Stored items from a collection
- Opening Delimiter -
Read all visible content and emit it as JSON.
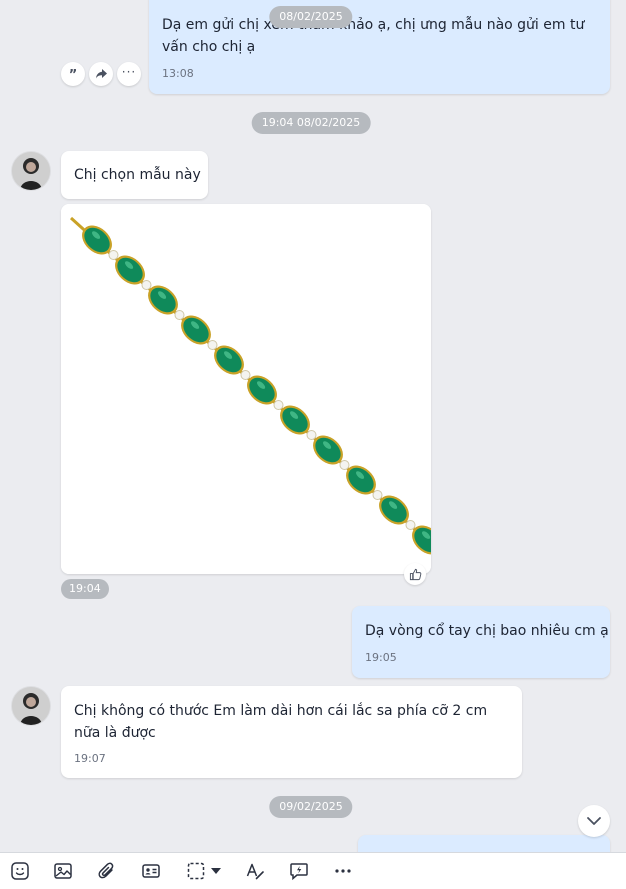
{
  "messages": {
    "m1": {
      "text": "Dạ em gửi chị xem tham khảo ạ, chị ưng mẫu nào gửi em tư vấn cho chị ạ",
      "time": "13:08"
    },
    "m2": {
      "text": "Chị chọn mẫu này"
    },
    "m3": {
      "time": "19:04"
    },
    "m4": {
      "text": "Dạ vòng cổ tay chị bao nhiêu cm ạ",
      "time": "19:05"
    },
    "m5": {
      "text": "Chị không có thước Em làm dài hơn cái lắc sa phía cỡ 2 cm nữa là được",
      "time": "19:07"
    }
  },
  "dates": {
    "d1": "08/02/2025",
    "d2": "19:04 08/02/2025",
    "d3": "09/02/2025"
  },
  "actions": {
    "quote_icon": "quote-icon",
    "forward_icon": "forward-icon",
    "more_icon": "more-icon"
  },
  "toolbar": {
    "icons": [
      "sticker-icon",
      "image-icon",
      "attachment-icon",
      "contact-card-icon",
      "screenshot-icon",
      "chevron-down-icon",
      "text-format-icon",
      "quick-message-icon",
      "more-icon"
    ]
  },
  "colors": {
    "outgoing_bubble": "#dbebff",
    "incoming_bubble": "#ffffff",
    "background": "#ebecf0",
    "emerald": "#0f8a5a",
    "gold": "#c9a227"
  }
}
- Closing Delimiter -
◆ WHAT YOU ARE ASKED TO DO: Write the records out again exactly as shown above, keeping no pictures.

◆ EXPECTED ANSWER:
Read all visible content and emit it as JSON.
{
  "messages": {
    "m1": {
      "text": "Dạ em gửi chị xem tham khảo ạ, chị ưng mẫu nào gửi em tư vấn cho chị ạ",
      "time": "13:08"
    },
    "m2": {
      "text": "Chị chọn mẫu này"
    },
    "m3": {
      "time": "19:04"
    },
    "m4": {
      "text": "Dạ vòng cổ tay chị bao nhiêu cm ạ",
      "time": "19:05"
    },
    "m5": {
      "text": "Chị không có thước Em làm dài hơn cái lắc sa phía cỡ 2 cm nữa là được",
      "time": "19:07"
    }
  },
  "dates": {
    "d1": "08/02/2025",
    "d2": "19:04 08/02/2025",
    "d3": "09/02/2025"
  },
  "actions": {
    "quote_icon": "quote-icon",
    "forward_icon": "forward-icon",
    "more_icon": "more-icon"
  },
  "toolbar": {
    "icons": [
      "sticker-icon",
      "image-icon",
      "attachment-icon",
      "contact-card-icon",
      "screenshot-icon",
      "chevron-down-icon",
      "text-format-icon",
      "quick-message-icon",
      "more-icon"
    ]
  },
  "colors": {
    "outgoing_bubble": "#dbebff",
    "incoming_bubble": "#ffffff",
    "background": "#ebecf0",
    "emerald": "#0f8a5a",
    "gold": "#c9a227"
  }
}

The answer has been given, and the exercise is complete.